Finding and keeping tech talent needs more thought says Aon
BUSINESSES run on technology — and succeeding in today’s marketplace is practically impossible if companies don’t embrace digital and deliver on customers expectations and stakeholders demands.
In such an environment, how can companies ensure they attract and retain the best tech talent they need?
“There are two types of organizations, one what we like to call Digital Natives – those for whom technology is the product, not the enabler of the product, and the other type is Digital Newcomers,” Aon, Partner and Radford Leader for Asia Pacific, Middle East, and Africa Alexander Krasavin told Tech Wire Asia.
Krasavin’s team works with businesses, helping leaders gain a perspective on their talent needs. According to him, it is apparent that every company needs technology professionals — but given the limited talent in the market, companies need to put more thought into their hiring and retention strategies.
The digital natives, for example, have some respite when it comes to “digital transformation”. For digital newcomers, on the other hand, it is about how to articulate their value proposition to compete with the likes of not just the traditional internet natives, but also the myriad of startups that are looking to disrupt every industry that they can.
Krasavin recommends that companies, especially digital newcomers, put themselves into the shoes of their (prospective) employees and think about what makes them a great place to work — this is especially important because any professional worth is salt now has a choice when it comes to who he works for.
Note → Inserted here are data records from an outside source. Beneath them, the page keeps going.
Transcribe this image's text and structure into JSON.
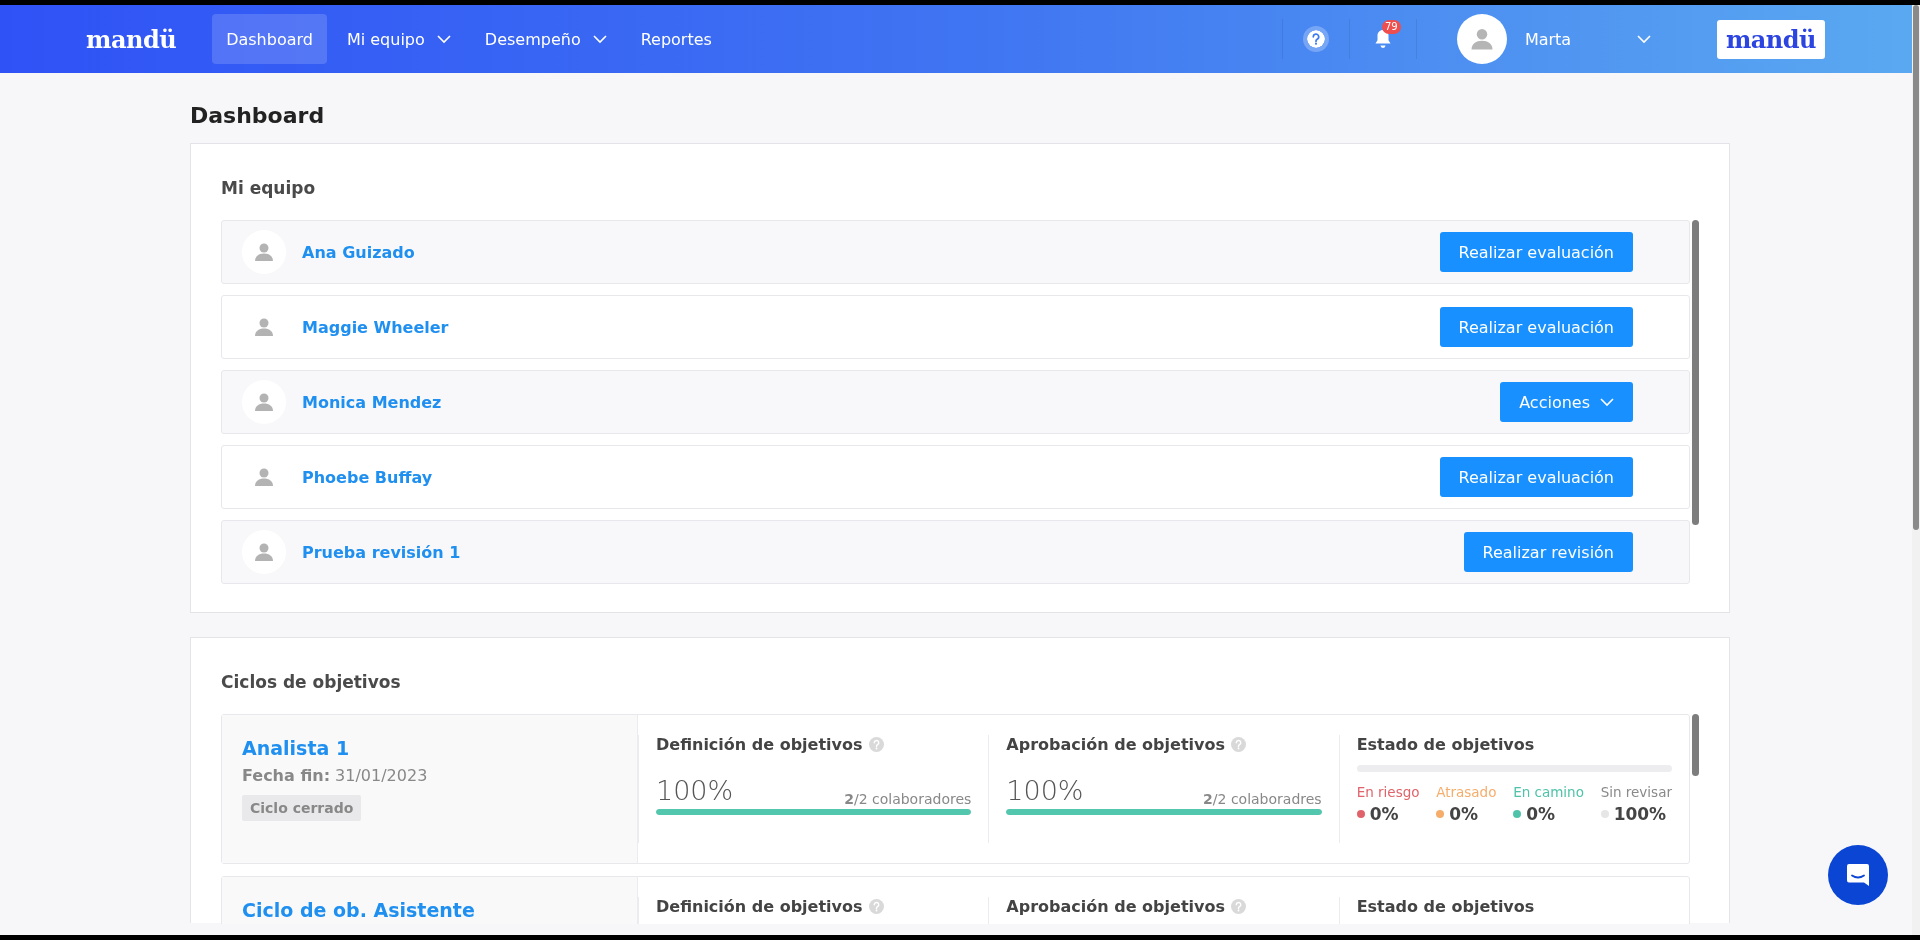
{
  "nav": {
    "logo": "mandü",
    "items": [
      {
        "label": "Dashboard",
        "selected": true,
        "dropdown": false
      },
      {
        "label": "Mi equipo",
        "selected": false,
        "dropdown": true
      },
      {
        "label": "Desempeño",
        "selected": false,
        "dropdown": true
      },
      {
        "label": "Reportes",
        "selected": false,
        "dropdown": false
      }
    ],
    "notifications": "79",
    "user": "Marta",
    "brand_logo": "mandü"
  },
  "page_title": "Dashboard",
  "team": {
    "title": "Mi equipo",
    "members": [
      {
        "name": "Ana Guizado",
        "action": {
          "label": "Realizar evaluación",
          "kind": "button"
        }
      },
      {
        "name": "Maggie Wheeler",
        "action": {
          "label": "Realizar evaluación",
          "kind": "button"
        }
      },
      {
        "name": "Monica Mendez",
        "action": {
          "label": "Acciones",
          "kind": "dropdown"
        }
      },
      {
        "name": "Phoebe Buffay",
        "action": {
          "label": "Realizar evaluación",
          "kind": "button"
        }
      },
      {
        "name": "Prueba revisión 1",
        "action": {
          "label": "Realizar revisión",
          "kind": "button"
        }
      }
    ]
  },
  "cycles": {
    "title": "Ciclos de objetivos",
    "items": [
      {
        "name": "Analista 1",
        "end_label": "Fecha fin:",
        "end_date": "31/01/2023",
        "tag": "Ciclo cerrado",
        "definition": {
          "title": "Definición de objetivos",
          "percent": "100%",
          "level": 1,
          "count": "**2**/2 colaboradores"
        },
        "approval": {
          "title": "Aprobación de objetivos",
          "percent": "100%",
          "level": 1,
          "count": "**2**/2 colaboradres"
        },
        "status": {
          "title": "Estado de objetivos",
          "categories": [
            {
              "label": "En riesgo",
              "value": "0%",
              "color": "#e0636b"
            },
            {
              "label": "Atrasado",
              "value": "0%",
              "color": "#f5ad6b"
            },
            {
              "label": "En camino",
              "value": "0%",
              "color": "#4fc3a9"
            },
            {
              "label": "Sin revisar",
              "value": "100%",
              "color": "#e6e6e6"
            }
          ]
        }
      },
      {
        "name": "Ciclo de ob. Asistente",
        "definition": {
          "title": "Definición de objetivos"
        },
        "approval": {
          "title": "Aprobación de objetivos"
        },
        "status": {
          "title": "Estado de objetivos"
        }
      }
    ]
  }
}
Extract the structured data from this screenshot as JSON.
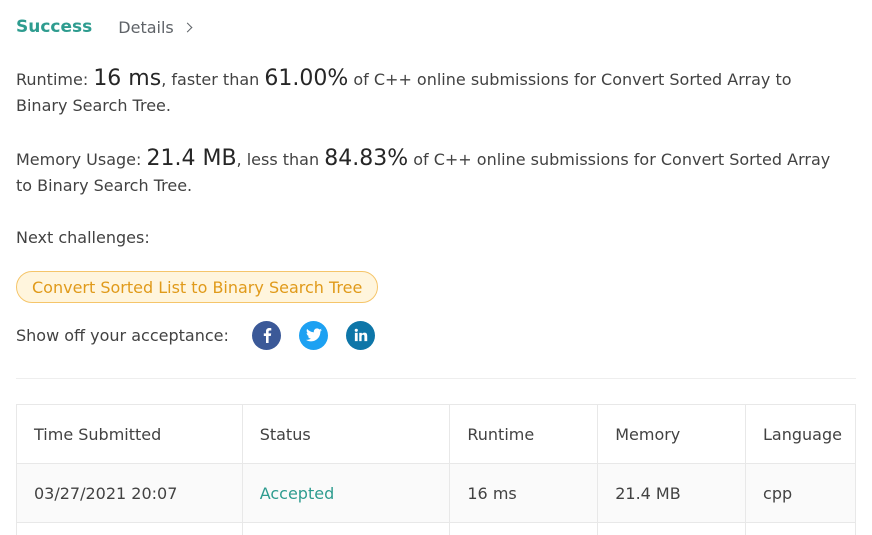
{
  "header": {
    "status_title": "Success",
    "details_label": "Details"
  },
  "runtime": {
    "label": "Runtime: ",
    "value": "16 ms",
    "middle": ", faster than ",
    "percent": "61.00%",
    "suffix": " of C++ online submissions for Convert Sorted Array to Binary Search Tree."
  },
  "memory": {
    "label": "Memory Usage: ",
    "value": "21.4 MB",
    "middle": ", less than ",
    "percent": "84.83%",
    "suffix": " of C++ online submissions for Convert Sorted Array to Binary Search Tree."
  },
  "next": {
    "label": "Next challenges:",
    "challenges": [
      "Convert Sorted List to Binary Search Tree"
    ]
  },
  "share": {
    "label": "Show off your acceptance:",
    "icons": [
      {
        "name": "facebook-icon",
        "glyph": "f",
        "color": "#3b5998"
      },
      {
        "name": "twitter-icon",
        "glyph": "twitter",
        "color": "#1da1f2"
      },
      {
        "name": "linkedin-icon",
        "glyph": "in",
        "color": "#0e76a8"
      }
    ]
  },
  "table": {
    "headers": [
      "Time Submitted",
      "Status",
      "Runtime",
      "Memory",
      "Language"
    ],
    "rows": [
      {
        "time": "03/27/2021 20:07",
        "status": "Accepted",
        "runtime": "16 ms",
        "memory": "21.4 MB",
        "language": "cpp"
      }
    ]
  },
  "colors": {
    "accent": "#2e9c8f",
    "challenge_text": "#e09a1a",
    "challenge_bg": "#fff5dd",
    "challenge_border": "#f5c56a"
  }
}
“Answering the question of: “Why should l work at Company X, when I can change the world and make a good living by working at Company Y that is an internet native firm?” from the perspective of an employee is key.”
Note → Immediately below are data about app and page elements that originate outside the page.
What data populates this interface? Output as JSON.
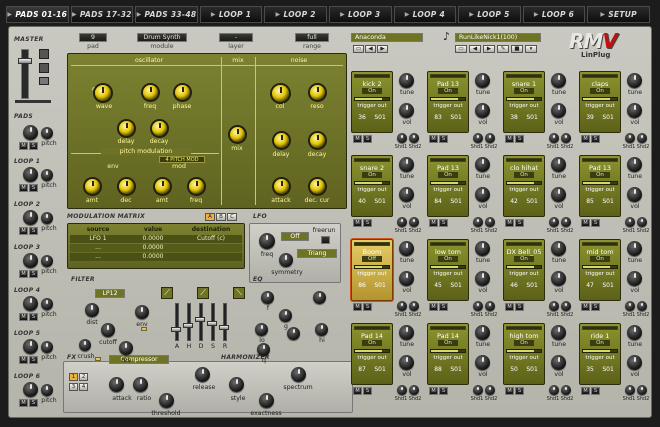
{
  "tabs": [
    {
      "label": "PADS 01-16",
      "active": true
    },
    {
      "label": "PADS 17-32"
    },
    {
      "label": "PADS 33-48"
    },
    {
      "label": "LOOP 1"
    },
    {
      "label": "LOOP 2"
    },
    {
      "label": "LOOP 3"
    },
    {
      "label": "LOOP 4"
    },
    {
      "label": "LOOP 5"
    },
    {
      "label": "LOOP 6"
    },
    {
      "label": "SETUP"
    }
  ],
  "left": {
    "master": "MASTER",
    "pads": "PADS",
    "loops": [
      "LOOP 1",
      "LOOP 2",
      "LOOP 3",
      "LOOP 4",
      "LOOP 5",
      "LOOP 6"
    ],
    "pitch": "pitch",
    "m": "M",
    "s": "S"
  },
  "top": {
    "pad_num": "9",
    "pad_num_lbl": "pad",
    "module": "Drum Synth",
    "module_lbl": "module",
    "layer": "-",
    "layer_lbl": "layer",
    "range": "full",
    "range_lbl": "range"
  },
  "oscillator": {
    "title": "oscillator",
    "knobs": [
      "wave",
      "freq",
      "phase",
      "delay",
      "decay"
    ],
    "pitch_title": "pitch modulation",
    "env": "env",
    "mod": "mod",
    "pm_knobs": [
      "amt",
      "dec",
      "amt",
      "freq"
    ],
    "pm_tag": "4 PITCH MOD"
  },
  "mix": {
    "title": "mix",
    "knob": "mix"
  },
  "noise": {
    "title": "noise",
    "knobs": [
      "col",
      "reso",
      "delay",
      "decay",
      "attack",
      "dec. cur"
    ]
  },
  "modmatrix": {
    "title": "MODULATION MATRIX",
    "tabs": [
      "A",
      "B",
      "C"
    ],
    "headers": [
      "source",
      "value",
      "destination"
    ],
    "rows": [
      [
        "LFO 1",
        "0.0000",
        "Cutoff (c)"
      ],
      [
        "...",
        "0.0000",
        ""
      ],
      [
        "...",
        "0.0000",
        ""
      ]
    ]
  },
  "lfo": {
    "title": "LFO",
    "freq": "freq",
    "off": "Off",
    "freerun": "freerun",
    "wave": "Triang",
    "symmetry": "symmetry"
  },
  "filter": {
    "title": "FILTER",
    "type": "LP12",
    "knobs": [
      "dist",
      "cutoff",
      "env",
      "res",
      "crush"
    ],
    "sliders": [
      "A",
      "H",
      "D",
      "S",
      "R"
    ]
  },
  "eq": {
    "title": "EQ",
    "knobs": [
      "f",
      "g",
      "lo",
      "hi",
      "q"
    ]
  },
  "fx": {
    "title": "FX",
    "effect": "Compressor",
    "knobs": [
      "attack",
      "ratio",
      "threshold",
      "release"
    ],
    "vals": [
      "1",
      "2",
      "3",
      "4"
    ]
  },
  "harmonizer": {
    "title": "HARMONIZER",
    "knobs": [
      "style",
      "exactness",
      "spectrum"
    ]
  },
  "browser": {
    "preset": "Anaconda",
    "kit": "RunLikeNick1(100)",
    "logo": "RM",
    "logo2": "V",
    "brand": "LinPlug"
  },
  "pad_labels": {
    "on": "On",
    "trigger": "trigger",
    "out": "out",
    "tune": "tune",
    "vol": "vol",
    "shd1": "Shd1",
    "shd2": "Shd2",
    "m": "M",
    "s": "S"
  },
  "pads": [
    {
      "name": "kick 2",
      "on": "On",
      "note": "36",
      "out": "S01",
      "bar": 0.8
    },
    {
      "name": "Pad 13",
      "on": "On",
      "note": "83",
      "out": "S01",
      "bar": 0.8
    },
    {
      "name": "snare 1",
      "on": "On",
      "note": "38",
      "out": "S01",
      "bar": 0.8
    },
    {
      "name": "claps",
      "on": "On",
      "note": "39",
      "out": "S01",
      "bar": 0.8
    },
    {
      "name": "snare 2",
      "on": "On",
      "note": "40",
      "out": "S01",
      "bar": 0.8
    },
    {
      "name": "Pad 13",
      "on": "On",
      "note": "84",
      "out": "S01",
      "bar": 0.8
    },
    {
      "name": "clo hihat",
      "on": "On",
      "note": "42",
      "out": "S01",
      "bar": 0.8
    },
    {
      "name": "Pad 13",
      "on": "On",
      "note": "85",
      "out": "S01",
      "bar": 0.8
    },
    {
      "name": "Boom",
      "on": "Off",
      "note": "86",
      "out": "S01",
      "bar": 0.8,
      "selected": true
    },
    {
      "name": "low tom",
      "on": "On",
      "note": "45",
      "out": "S01",
      "bar": 0.8
    },
    {
      "name": "DX Bell_05",
      "on": "On",
      "note": "46",
      "out": "S01",
      "bar": 0.8
    },
    {
      "name": "mid tom",
      "on": "On",
      "note": "47",
      "out": "S01",
      "bar": 0.8
    },
    {
      "name": "Pad 14",
      "on": "On",
      "note": "87",
      "out": "S01",
      "bar": 0.8
    },
    {
      "name": "Pad 14",
      "on": "On",
      "note": "88",
      "out": "S01",
      "bar": 0.8
    },
    {
      "name": "high tom",
      "on": "On",
      "note": "50",
      "out": "S01",
      "bar": 0.8
    },
    {
      "name": "ride 1",
      "on": "On",
      "note": "35",
      "out": "S01",
      "bar": 0.8
    }
  ]
}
Re-think the employee lifecycle
Having consulted with digital newcomers, Krasavin seems to know exactly how to wow tech talent.
“I would suggest that thinking across the employee life cycle is key and developing a unique employee value proposition is essential. We see this in what we call “turbocharged companies” and have pulled together some interesting research around this.
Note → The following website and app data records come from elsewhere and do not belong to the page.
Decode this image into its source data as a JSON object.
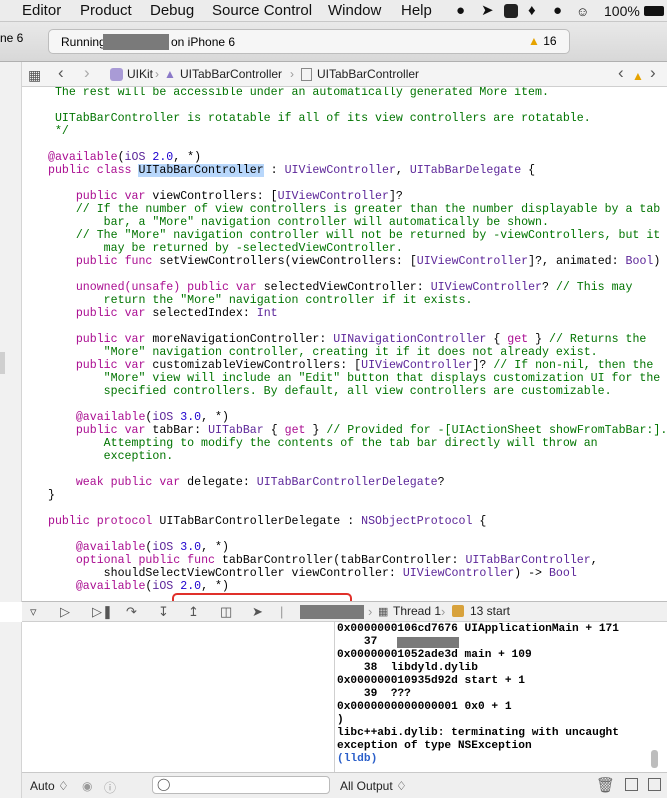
{
  "menubar": {
    "items": [
      "Editor",
      "Product",
      "Debug",
      "Source Control",
      "Window",
      "Help"
    ],
    "battery": "100%",
    "status_icons": [
      "qq-icon",
      "send-icon",
      "app-icon",
      "evernote-icon",
      "skype-icon",
      "menu-extra-icon",
      "wifi-icon",
      "battery-icon"
    ]
  },
  "toolbar": {
    "scheme_fragment": "ne 6",
    "status_running": "Running",
    "status_device": "on iPhone 6",
    "warning_count": "16"
  },
  "jumpbar": {
    "crumbs": [
      "UIKit",
      "UITabBarController",
      "UITabBarController"
    ]
  },
  "colors": {
    "keyword": "#aa0d91",
    "type": "#5c2699",
    "comment": "#007400",
    "number": "#1c00cf",
    "selection": "#b8d7fb",
    "callout": "#e0302a"
  },
  "code": {
    "lines": [
      [
        {
          "t": " The rest will be accessible under an automatically generated More item.",
          "c": "cm"
        }
      ],
      [],
      [
        {
          "t": " UITabBarController is rotatable if all of its view controllers are rotatable.",
          "c": "cm"
        }
      ],
      [
        {
          "t": " */",
          "c": "cm"
        }
      ],
      [],
      [
        {
          "t": "@available",
          "c": "kw"
        },
        {
          "t": "("
        },
        {
          "t": "iOS",
          "c": "ty"
        },
        {
          "t": " "
        },
        {
          "t": "2.0",
          "c": "nu"
        },
        {
          "t": ", *)"
        }
      ],
      [
        {
          "t": "public",
          "c": "kw"
        },
        {
          "t": " "
        },
        {
          "t": "class",
          "c": "kw"
        },
        {
          "t": " "
        },
        {
          "t": "UITabBarController",
          "c": "hl"
        },
        {
          "t": " : "
        },
        {
          "t": "UIViewController",
          "c": "ty"
        },
        {
          "t": ", "
        },
        {
          "t": "UITabBarDelegate",
          "c": "ty"
        },
        {
          "t": " {"
        }
      ],
      [],
      [
        {
          "t": "    "
        },
        {
          "t": "public",
          "c": "kw"
        },
        {
          "t": " "
        },
        {
          "t": "var",
          "c": "kw"
        },
        {
          "t": " viewControllers: ["
        },
        {
          "t": "UIViewController",
          "c": "ty"
        },
        {
          "t": "]?"
        }
      ],
      [
        {
          "t": "    // If the number of view controllers is greater than the number displayable by a tab",
          "c": "cm"
        }
      ],
      [
        {
          "t": "        bar, a \"More\" navigation controller will automatically be shown.",
          "c": "cm"
        }
      ],
      [
        {
          "t": "    // The \"More\" navigation controller will not be returned by -viewControllers, but it",
          "c": "cm"
        }
      ],
      [
        {
          "t": "        may be returned by -selectedViewController.",
          "c": "cm"
        }
      ],
      [
        {
          "t": "    "
        },
        {
          "t": "public",
          "c": "kw"
        },
        {
          "t": " "
        },
        {
          "t": "func",
          "c": "kw"
        },
        {
          "t": " setViewControllers(viewControllers: ["
        },
        {
          "t": "UIViewController",
          "c": "ty"
        },
        {
          "t": "]?, animated: "
        },
        {
          "t": "Bool",
          "c": "ty"
        },
        {
          "t": ")"
        }
      ],
      [],
      [
        {
          "t": "    "
        },
        {
          "t": "unowned(unsafe) public var",
          "c": "kw"
        },
        {
          "t": " selectedViewController: "
        },
        {
          "t": "UIViewController",
          "c": "ty"
        },
        {
          "t": "? "
        },
        {
          "t": "// This may",
          "c": "cm"
        }
      ],
      [
        {
          "t": "        return the \"More\" navigation controller if it exists.",
          "c": "cm"
        }
      ],
      [
        {
          "t": "    "
        },
        {
          "t": "public",
          "c": "kw"
        },
        {
          "t": " "
        },
        {
          "t": "var",
          "c": "kw"
        },
        {
          "t": " selectedIndex: "
        },
        {
          "t": "Int",
          "c": "ty"
        }
      ],
      [],
      [
        {
          "t": "    "
        },
        {
          "t": "public",
          "c": "kw"
        },
        {
          "t": " "
        },
        {
          "t": "var",
          "c": "kw"
        },
        {
          "t": " moreNavigationController: "
        },
        {
          "t": "UINavigationController",
          "c": "ty"
        },
        {
          "t": " { "
        },
        {
          "t": "get",
          "c": "kw"
        },
        {
          "t": " } "
        },
        {
          "t": "// Returns the",
          "c": "cm"
        }
      ],
      [
        {
          "t": "        \"More\" navigation controller, creating it if it does not already exist.",
          "c": "cm"
        }
      ],
      [
        {
          "t": "    "
        },
        {
          "t": "public",
          "c": "kw"
        },
        {
          "t": " "
        },
        {
          "t": "var",
          "c": "kw"
        },
        {
          "t": " customizableViewControllers: ["
        },
        {
          "t": "UIViewController",
          "c": "ty"
        },
        {
          "t": "]? "
        },
        {
          "t": "// If non-nil, then the",
          "c": "cm"
        }
      ],
      [
        {
          "t": "        \"More\" view will include an \"Edit\" button that displays customization UI for the",
          "c": "cm"
        }
      ],
      [
        {
          "t": "        specified controllers. By default, all view controllers are customizable.",
          "c": "cm"
        }
      ],
      [],
      [
        {
          "t": "    "
        },
        {
          "t": "@available",
          "c": "kw"
        },
        {
          "t": "("
        },
        {
          "t": "iOS",
          "c": "ty"
        },
        {
          "t": " "
        },
        {
          "t": "3.0",
          "c": "nu"
        },
        {
          "t": ", *)"
        }
      ],
      [
        {
          "t": "    "
        },
        {
          "t": "public",
          "c": "kw"
        },
        {
          "t": " "
        },
        {
          "t": "var",
          "c": "kw"
        },
        {
          "t": " tabBar: "
        },
        {
          "t": "UITabBar",
          "c": "ty"
        },
        {
          "t": " { "
        },
        {
          "t": "get",
          "c": "kw"
        },
        {
          "t": " } "
        },
        {
          "t": "// Provided for -[UIActionSheet showFromTabBar:].",
          "c": "cm"
        }
      ],
      [
        {
          "t": "        Attempting to modify the contents of the tab bar directly will throw an",
          "c": "cm"
        }
      ],
      [
        {
          "t": "        exception.",
          "c": "cm"
        }
      ],
      [],
      [
        {
          "t": "    "
        },
        {
          "t": "weak public var",
          "c": "kw"
        },
        {
          "t": " delegate: "
        },
        {
          "t": "UITabBarControllerDelegate",
          "c": "ty"
        },
        {
          "t": "?"
        }
      ],
      [
        {
          "t": "}"
        }
      ],
      [],
      [
        {
          "t": "public",
          "c": "kw"
        },
        {
          "t": " "
        },
        {
          "t": "protocol",
          "c": "kw"
        },
        {
          "t": " "
        },
        {
          "t": "UITabBarControllerDelegate"
        },
        {
          "t": " : "
        },
        {
          "t": "NSObjectProtocol",
          "c": "ty"
        },
        {
          "t": " {"
        }
      ],
      [],
      [
        {
          "t": "    "
        },
        {
          "t": "@available",
          "c": "kw"
        },
        {
          "t": "("
        },
        {
          "t": "iOS",
          "c": "ty"
        },
        {
          "t": " "
        },
        {
          "t": "3.0",
          "c": "nu"
        },
        {
          "t": ", *)"
        }
      ],
      [
        {
          "t": "    "
        },
        {
          "t": "optional public func",
          "c": "kw"
        },
        {
          "t": " tabBarController(tabBarController: "
        },
        {
          "t": "UITabBarController",
          "c": "ty"
        },
        {
          "t": ","
        }
      ],
      [
        {
          "t": "        shouldSelectViewController viewController: "
        },
        {
          "t": "UIViewController",
          "c": "ty"
        },
        {
          "t": ") -> "
        },
        {
          "t": "Bool",
          "c": "ty"
        }
      ],
      [
        {
          "t": "    "
        },
        {
          "t": "@available",
          "c": "kw"
        },
        {
          "t": "("
        },
        {
          "t": "iOS",
          "c": "ty"
        },
        {
          "t": " "
        },
        {
          "t": "2.0",
          "c": "nu"
        },
        {
          "t": ", *)"
        }
      ]
    ]
  },
  "debugbar": {
    "thread": "Thread 1",
    "frame": "13 start"
  },
  "console": {
    "lines": [
      "0x0000000106cd7676 UIApplicationMain + 171",
      "    37",
      "0x00000001052ade3d main + 109",
      "    38  libdyld.dylib",
      "0x000000010935d92d start + 1",
      "    39  ???",
      "0x0000000000000001 0x0 + 1",
      ")",
      "libc++abi.dylib: terminating with uncaught",
      "exception of type NSException",
      "(lldb)"
    ]
  },
  "bottombar": {
    "auto_label": "Auto ♢",
    "output_label": "All Output ♢"
  }
}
For the Radford Leader, the lifecycle consists of attracting, selecting, onboarding, developing, assessing, rewarding, engaging, and retaining employees — and at every stage, companies must pay attention to what their value proposition is.
In fact, given the way the market has evolved, Krasavin believes that its time to evolve the lifecycle to include alumni engagement as outgoing professionals continue to be a rewarding group for the organization.
Perhaps alumni talent pool that learns and grows elsewhere and comes back to lead other projects at the company?
Speaking of technology talent, Krasavin explains that the market in Asia, although not entirely homogenous, has evolved as a whole, requiring companies to really align with the way the market now operates.
“Traditionally, Asia has been viewed as a low-cost location for talent, however, this approach towards Asia’s talent is changing not just from the western multinational companies (MNCs), but also from “homegrown” tech giants and startups.”
“As more complex roles are being filled out of this region – there is a significant shift from transactional development or operational & support roles to “value creation” jobs such as in business analytics, product development, R&D to name a few.”
A conversation about finding and keeping technology talent in Asia is never going to be a short one. However, if there’s one takeaway from this article, it should be this: Companies need to re-think value proposition across the employee lifecycle — and now is the time to get started.